Three men were arrested on Saturday after they refused to leave a fire evacuation zone in Northern California and continued to water their marijuana plants forcing the firefighters to abandon plans to drop water in the area. The arrests were made as the men hindered firefighters’ efforts to control the massive blaze which has now been deemed as the largest wildfire in the state’s history.
The men, 41-year-old Gary Wertheimer, 59-year-old Steven Bell and 29-year-old Travis Bell, were found by officials watering a marijuana crop, nearly 20 yards from the fire, according to the Lake County Sheriff’s Office. The Sheriff’s Office added that the men were arrested on suspicion of interfering with firefighters and not having authorization to be in an evacuation zone.
Firefighters in the region were forced to divert three very large air tanker passes as they battled the blaze trying to keep it from reaching the town of Lucerne because the “hostile” men had not evacuated the area. All the three men involved in the incident were later released with citations, according to reports.
State officials on Monday said that the Mendocino Complex fire in California is the largest active wildfire in the state’s history as the blaze has rapidly spread and scorched 283,800 acres of land — an area nearly the size of Los Angeles.
The Mendocino Complex Fire, comprising of two fires in nearby areas, surpassed last year’s Thomas Fire in the region which was declared as the largest in state history in 2017.
Firefighters are currently battling blazes at 16 locations across the state as the hot weather, low humidity and strong winds are making their job tougher. Over 14,000 firefighters and hundreds of army personnel are involved in the firefighting efforts across the state.
At least seven people have been killed in the deadly blaze till now in the northern region of California and the wildfires have destroyed over 1,000 homes.
National Weather Service meteorologist Brian Hurley had reportedly warned that it does not appear that the conditions will improve any time soon as temperatures as high as 43C are being forecast in some of the affected regions.
A deputy chief with the California Department of Forestry and Fire Protection (CalFire), Scott McLean, on Monday said that the wildfires this year are “extremely fast, extremely aggressive, extremely dangerous.”
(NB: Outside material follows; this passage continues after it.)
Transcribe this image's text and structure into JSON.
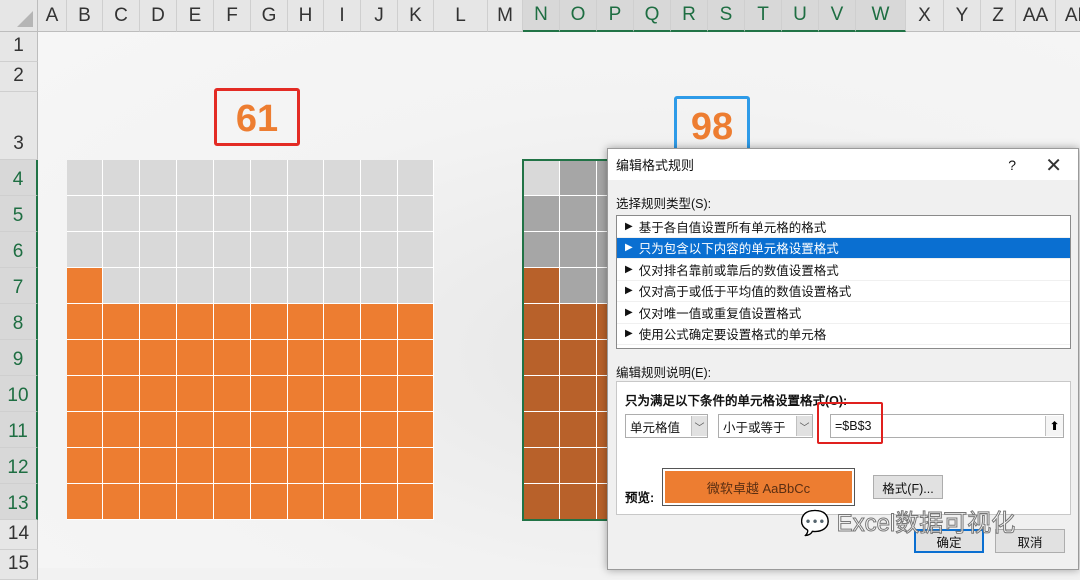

“Look how big it got, just in a matter of days… Look how fast this Mendocino Complex went up in ranking. That doesn’t happen. That just doesn’t happen,” McLean said.